help enable customers to design and create their own end-product solutions that meet applicable functional safety standards and
requirements. Nonetheless, such components are subject to these terms.
No TI components are authorized for use in FDA Class III (or similar life-critical medical equipment) unless authorized officers of the parties
have executed a special agreement specifically governing such use.
Only those TI components which TI has specifically designated as military grade or “enhanced plastic” are designed and intended for use in
military/aerospace applications or environments. Buyer acknowledges and agrees that any military or aerospace use of TI components
which have not been so designated is solely at the Buyer's risk, and that Buyer is solely responsible for compliance with all legal and
regulatory requirements in connection with such use.
TI has specifically designated certain components which meet ISO/TS16949 requirements, mainly for automotive use. Components which
have not been so designated are neither designed nor intended for automotive use; and TI will not be responsible for any failure of such
components to meet such requirements.
Products
Applications
Audio
www.ti.com/audio

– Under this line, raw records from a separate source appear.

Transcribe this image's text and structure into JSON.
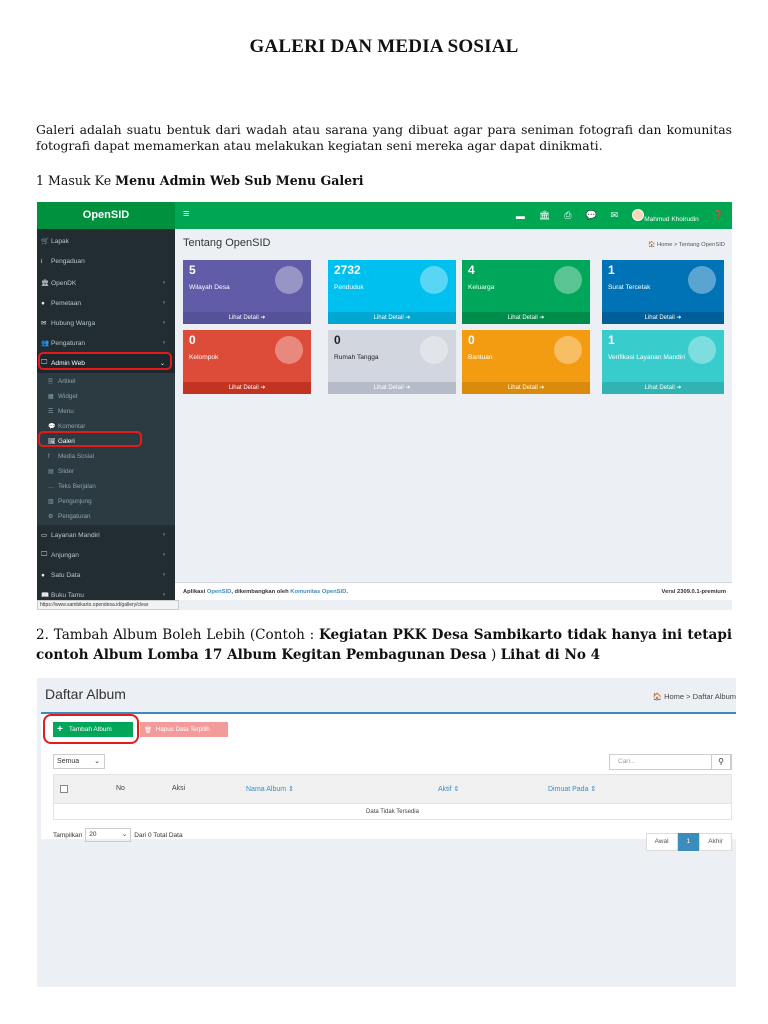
{
  "doc": {
    "title": "GALERI DAN MEDIA SOSIAL",
    "intro": "Galeri adalah suatu bentuk dari wadah atau sarana yang dibuat agar para seniman fotografi dan komunitas fotografi dapat memamerkan atau melakukan kegiatan seni mereka agar dapat dinikmati.",
    "step1_prefix": "1 Masuk Ke ",
    "step1_bold": "Menu Admin Web Sub Menu Galeri",
    "step2_prefix": "2. Tambah Album Boleh Lebih (Contoh : ",
    "step2_bold1": "Kegiatan PKK Desa Sambikarto tidak hanya ini tetapi contoh Album Lomba 17 Album Kegitan Pembagunan Desa",
    "step2_mid": " ) ",
    "step2_bold2": "Lihat di No 4"
  },
  "shot1": {
    "brand": "OpenSID",
    "hamburger": "≡",
    "user_name": "Mahmud Khoirudin",
    "page_title": "Tentang OpenSID",
    "breadcrumb": "🏠 Home  >  Tentang OpenSID",
    "sidebar": [
      {
        "icon": "🛒",
        "label": "Lapak"
      },
      {
        "icon": "i",
        "label": "Pengaduan"
      },
      {
        "icon": "🏛",
        "label": "OpenDK"
      },
      {
        "icon": "●",
        "label": "Pemetaan"
      },
      {
        "icon": "✉",
        "label": "Hubung Warga"
      },
      {
        "icon": "👥",
        "label": "Pengaturan"
      },
      {
        "icon": "🖵",
        "label": "Admin Web"
      }
    ],
    "submenu": [
      {
        "icon": "🗎",
        "label": "Artikel"
      },
      {
        "icon": "▦",
        "label": "Widget"
      },
      {
        "icon": "☰",
        "label": "Menu"
      },
      {
        "icon": "💬",
        "label": "Komentar"
      },
      {
        "icon": "🖼",
        "label": "Galeri"
      },
      {
        "icon": "f",
        "label": "Media Sosial"
      },
      {
        "icon": "▤",
        "label": "Slider"
      },
      {
        "icon": "…",
        "label": "Teks Berjalan"
      },
      {
        "icon": "▥",
        "label": "Pengunjung"
      },
      {
        "icon": "⚙",
        "label": "Pengaturan"
      }
    ],
    "sidebar_bottom": [
      {
        "icon": "▭",
        "label": "Layanan Mandiri"
      },
      {
        "icon": "🖵",
        "label": "Anjungan"
      },
      {
        "icon": "●",
        "label": "Satu Data"
      },
      {
        "icon": "📖",
        "label": "Buku Tamu"
      }
    ],
    "boxes": [
      {
        "num": "5",
        "label": "Wilayah Desa",
        "footer": "Lihat Detail ➜",
        "color": "#605ca8",
        "foot": "#56529a"
      },
      {
        "num": "2732",
        "label": "Penduduk",
        "footer": "Lihat Detail ➜",
        "color": "#00c0ef",
        "foot": "#00a7d0"
      },
      {
        "num": "4",
        "label": "Keluarga",
        "footer": "Lihat Detail ➜",
        "color": "#00a65a",
        "foot": "#008d4c"
      },
      {
        "num": "1",
        "label": "Surat Tercetak",
        "footer": "Lihat Detail ➜",
        "color": "#0073b7",
        "foot": "#005f99"
      },
      {
        "num": "0",
        "label": "Kelompok",
        "footer": "Lihat Detail ➜",
        "color": "#dd4b39",
        "foot": "#c23321"
      },
      {
        "num": "0",
        "label": "Rumah Tangga",
        "footer": "Lihat Detail ➜",
        "color": "#d2d6de",
        "foot": "#b5bbc8"
      },
      {
        "num": "0",
        "label": "Bantuan",
        "footer": "Lihat Detail ➜",
        "color": "#f39c12",
        "foot": "#db8b0b"
      },
      {
        "num": "1",
        "label": "Verifikasi Layanan Mandiri",
        "footer": "Lihat Detail ➜",
        "color": "#39cccc",
        "foot": "#2fb3b3"
      }
    ],
    "footer_app": "Aplikasi ",
    "footer_link1": "OpenSID",
    "footer_mid": ", dikembangkan oleh ",
    "footer_link2": "Komunitas OpenSID",
    "footer_end": ".",
    "version": "Versi 2309.0.1-premium",
    "status_url": "https://www.sambikarto.opendesa.id/gallery/clear"
  },
  "shot2": {
    "title": "Daftar Album",
    "breadcrumb": "🏠  Home  >  Daftar Album",
    "add_button": "Tambah Album",
    "delete_button": "Hapus Data Terpilih",
    "filter_value": "Semua",
    "search_placeholder": "Cari...",
    "columns": {
      "no": "No",
      "aksi": "Aksi",
      "nama": "Nama Album ⇕",
      "aktif": "Aktif ⇕",
      "dimuat": "Dimuat Pada ⇕"
    },
    "empty_text": "Data Tidak Tersedia",
    "show_label": "Tampilkan",
    "show_value": "20",
    "total_text": "Dari 0 Total Data",
    "pager": {
      "first": "Awal",
      "current": "1",
      "last": "Akhir"
    }
  }
}
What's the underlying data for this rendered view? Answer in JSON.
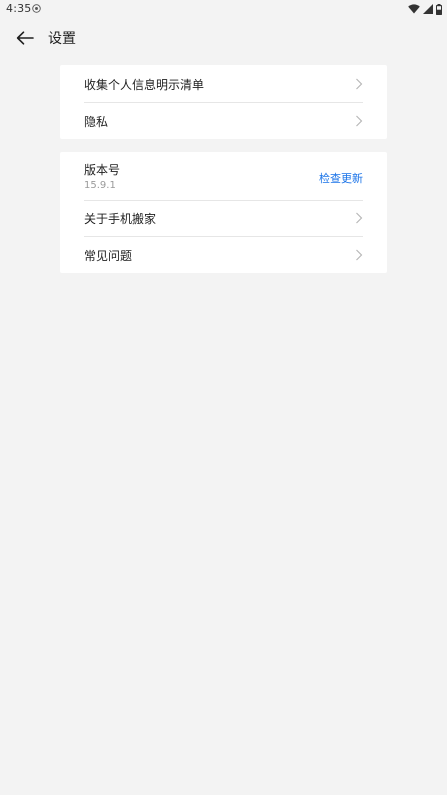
{
  "status_bar": {
    "time": "4:35",
    "icons": [
      "notification-eye-icon",
      "wifi-icon",
      "signal-icon",
      "battery-icon"
    ]
  },
  "header": {
    "back_icon": "arrow-left-icon",
    "title": "设置"
  },
  "groups": [
    {
      "items": [
        {
          "label": "收集个人信息明示清单",
          "icon": "chevron-right-icon"
        },
        {
          "label": "隐私",
          "icon": "chevron-right-icon"
        }
      ]
    },
    {
      "version": {
        "label": "版本号",
        "value": "15.9.1",
        "action": "检查更新"
      },
      "items": [
        {
          "label": "关于手机搬家",
          "icon": "chevron-right-icon"
        },
        {
          "label": "常见问题",
          "icon": "chevron-right-icon"
        }
      ]
    }
  ],
  "colors": {
    "background": "#f3f3f3",
    "card": "#ffffff",
    "accent": "#1a73e8",
    "secondary_text": "#9a9a9a"
  }
}
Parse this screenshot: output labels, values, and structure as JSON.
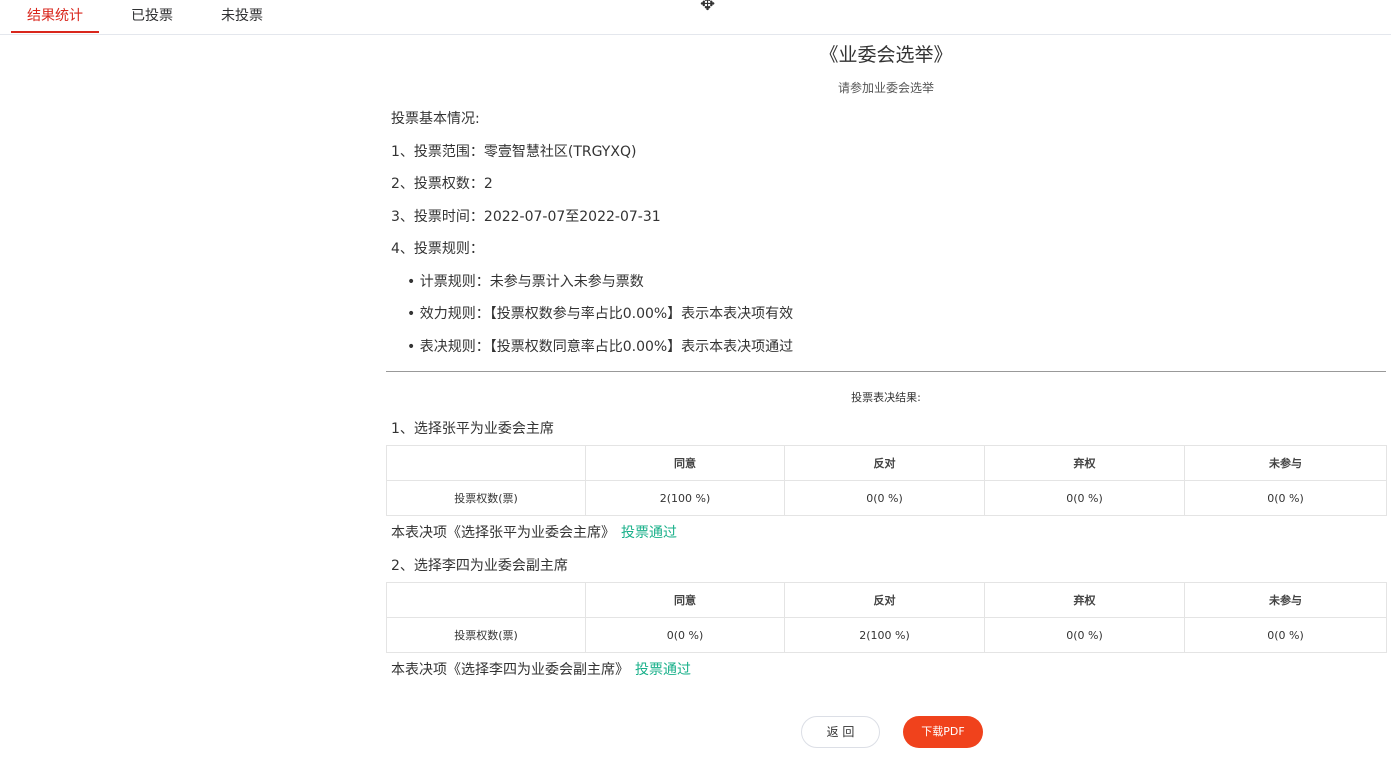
{
  "tabs": [
    {
      "label": "结果统计",
      "active": true
    },
    {
      "label": "已投票",
      "active": false
    },
    {
      "label": "未投票",
      "active": false
    }
  ],
  "title": "《业委会选举》",
  "subtitle": "请参加业委会选举",
  "basic_info": {
    "heading": "投票基本情况:",
    "scope": "1、投票范围：零壹智慧社区(TRGYXQ)",
    "weight": "2、投票权数：2",
    "time": "3、投票时间：2022-07-07至2022-07-31",
    "rules_heading": "4、投票规则："
  },
  "rules": [
    "• 计票规则：未参与票计入未参与票数",
    "• 效力规则：【投票权数参与率占比0.00%】表示本表决项有效",
    "• 表决规则：【投票权数同意率占比0.00%】表示本表决项通过"
  ],
  "results_heading": "投票表决结果:",
  "table_columns": [
    "",
    "同意",
    "反对",
    "弃权",
    "未参与"
  ],
  "items": [
    {
      "title": "1、选择张平为业委会主席",
      "row_label": "投票权数(票)",
      "values": [
        "2(100 %)",
        "0(0 %)",
        "0(0 %)",
        "0(0 %)"
      ],
      "verdict_text": "本表决项《选择张平为业委会主席》",
      "verdict_status": "投票通过"
    },
    {
      "title": "2、选择李四为业委会副主席",
      "row_label": "投票权数(票)",
      "values": [
        "0(0 %)",
        "2(100 %)",
        "0(0 %)",
        "0(0 %)"
      ],
      "verdict_text": "本表决项《选择李四为业委会副主席》",
      "verdict_status": "投票通过"
    }
  ],
  "buttons": {
    "back": "返 回",
    "download_pdf": "下载PDF"
  },
  "colors": {
    "active_tab": "#d9261c",
    "pass": "#19b08a",
    "pdf_button": "#f0421c"
  }
}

Automotive and Transportation
www.ti.com/automotive
Amplifiers
amplifier.ti.com
Communications and Telecom
www.ti.com/communications
Data Converters
dataconverter.ti.com
Computers and Peripherals
www.ti.com/computers
DLP® Products
www.dlp.com
Consumer Electronics
www.ti.com/consumer-apps
DSP
dsp.ti.com
Energy and Lighting
www.ti.com/energy
Clocks and Timers
www.ti.com/clocks
Industrial
www.ti.com/industrial
Interface
interface.ti.com
Medical
www.ti.com/medical
Logic
logic.ti.com
Security
www.ti.com/security
Power Mgmt
power.ti.com
Space, Avionics and Defense
www.ti.com/space-avionics-defense
Microcontrollers
microcontroller.ti.com
Video and Imaging
www.ti.com/video
RFID
www.ti-rfid.com
OMAP Applications Processors
www.ti.com/omap
TI E2E Community
e2e.ti.com
Wireless Connectivity
www.ti.com/wirelessconnectivity
Mailing Address: Texas Instruments, Post Office Box 655303, Dallas, Texas 75265
Copyright © 2012, Texas Instruments Incorporated